She’s the woman credited with steering Wentworth‘s killer scripts to multiple awards, critical acclaim and fan frenzy.
But Script Producer Marcia Gardner (pictured, top) has never seen an episode of Prisoner -the show which was reimagined by Foxtel to become their most successful local drama series.
“I was living in the States when Prisoner was on air in Australia so I’d never seen it. It had just completely passed me by,” she tells TV Tonight.
“When I got this gig I deliberately didn’t watch it, because I didn’t want to be influenced by it. (Writer) Pete McTighe is the external hard drive of all things Prisoner. So whenever we really need somebody I ask Pete, ‘Is there a heritage character that could fulfill this character function?’
“I have the best of both worlds.”
Gardner joined the series for season two, after creator Lara Radulovich departed. Each season begins with 4 writers, Gardner, McTighe, John Ridley plus a rotating fourth. Together the team maps out the season arc, which takes 4-6 weeks.
“We work a little bit differently from most shows in that we do pretty much everything together,” she explains.
“We look at the entire season and what that might encompass: what the big story pillars are going to be… what the big character arcs are going to be for all our core characters. We look at that on a big whiteboard and break it all down, in not much detail. Just big story movement and character movements. So we get a sense of the patchwork quilt across the entire season.
“Then we write a ‘Bible’, which is what we deliver to the network. It’s basically our pitch for the season and we get some feedback from them. ”
Episodes are then plotted, remarkably with just 2 days allocated for each. Individual writers will then script each episode.
“When we come to the plotting stage we can move fairly nimbly”
“Because of all that big picture work that we’ve already done, when we come to the plotting stage we can move fairly nimbly through that. In the States shows have 2 weeks! They’re horrified how little time we’ve got.”
But Gardner is very clear on this: it’s the initial development time that is the key to Wentworth scripts.
“We have managed to maintain such a high standard on the show because we have the time to really do that development work, which is so important. I think a lot of shows fall over because they get shortchanged in development. That process is really rushed. The key to making a quality show is development time.”
There are now 15 core cast members for Wentworth but the world of the prison, whilst limiting in its containment, also affords for sudden departures and arrivals.
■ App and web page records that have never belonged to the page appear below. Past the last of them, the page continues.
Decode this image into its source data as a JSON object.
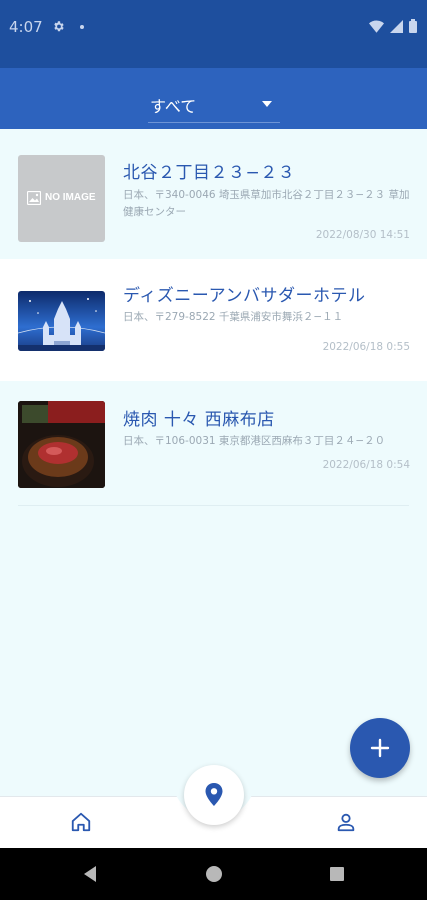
{
  "status_bar": {
    "time": "4:07"
  },
  "filter": {
    "selected": "すべて"
  },
  "places": [
    {
      "title": "北谷２丁目２３−２３",
      "address": "日本、〒340-0046 埼玉県草加市北谷２丁目２３−２３ 草加健康センター",
      "date": "2022/08/30 14:51",
      "thumb_text": "NO IMAGE",
      "thumb_type": "placeholder"
    },
    {
      "title": "ディズニーアンバサダーホテル",
      "address": "日本、〒279-8522 千葉県浦安市舞浜２−１１",
      "date": "2022/06/18 0:55",
      "thumb_type": "castle"
    },
    {
      "title": "焼肉 十々 西麻布店",
      "address": "日本、〒106-0031 東京都港区西麻布３丁目２４−２０",
      "date": "2022/06/18 0:54",
      "thumb_type": "food"
    }
  ],
  "colors": {
    "primary": "#2a58b0",
    "app_bar": "#2d63be",
    "status_bar": "#1e4f9e",
    "background": "#eefbfd"
  },
  "icons": {
    "fab": "plus-icon",
    "center": "location-pin-icon",
    "nav_left": "home-icon",
    "nav_right": "person-icon"
  }
}
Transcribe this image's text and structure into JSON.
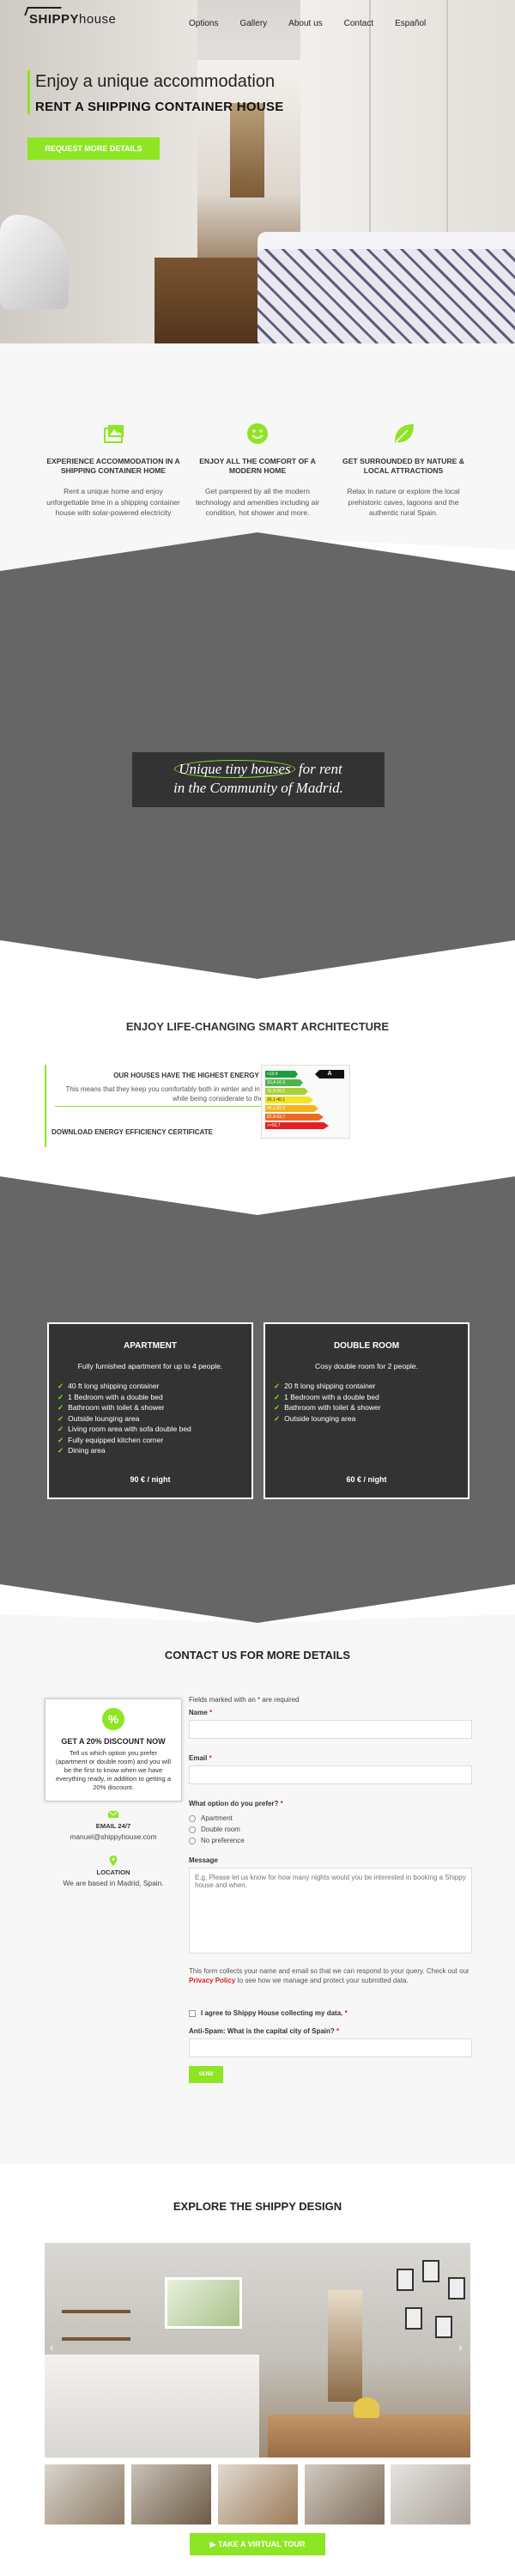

“The challenge we have on the show is the more cast we have, the more difficult it is to juggle all of those elements, finding the cause and effect between all those character threads,” she continues.
“Being in such a confined space with so few tools at your disposal, the risk is that you may repeat a dynamic. So that’s what we try to avoid. If we feel like we’re running into that territory with a character, we have the luxury of being able to write them out.
“The prison world is like a crucible”
“The prison world is like a crucible where the stakes are so incredibly high.”
But she also acknowledges her top-notch cast.
“We’ve been so blessed with an amazing cast. A lot of the storylines and characters wouldn’t have been as successful, I think, if we hadn’t scored the magnificent cast we have. Pamela Rabe, Leah Purcell, Susie Porter…
“We have the freedom to write really extraordinary stuff that you wouldn’t get away with from anyone else. But you know they can do it, so you go there.”
Gardner nominates Season 7’s siege and the burial of Joan Ferguson (Pamela Rabe) amongst her personal highlights. The latter was a storyline she always planned to revisit.
“When we buried her alive I said to Pam, ‘It’s our intention to bring you back. We just need to rest the character for a couple of seasons.’ It was always my intention to bring her back. The only tricky bit was figuring out a way of doing it!”
Rabe’s cameo at the end of Season 7 was filmed belatedly, after Foxtel’s initial decision to conclude the series was reversed. Gardner reveals producers had actually filmed final scenes to wrap up characters (which were never screened) at the end of the siege. But she was also hopeful it would resume.
“I just never believed it was over”
“I just never believed it was over. I just kept saying to Jo (Porter, Fremantle Director of Scripted), ‘We’ve set this up.’ At the end of season four, (Series Producer) Pino Amenta and I went in to Foxtel and we wanted to pitch 4 more seasons. It was always in our mind that there were 8 seasons.
“I came up with an idea for 100 episodes. We put a birthday cake on the pitch document – the first Foxtel drama series that’s gone to 100.”
Filming of 2021 episodes will conclude in Melbourne this week. In something of déjà vu, Gardner is again preparing to say goodbye.
Given the fandom for the show continues, I can’t help but wonder -is it really the end this time?
“I believe that anything is possible. But that’s out of my hands. It’s entirely up to Foxtel.”
Wentworth airs 8:30pm Tuesday on FOX Showcase.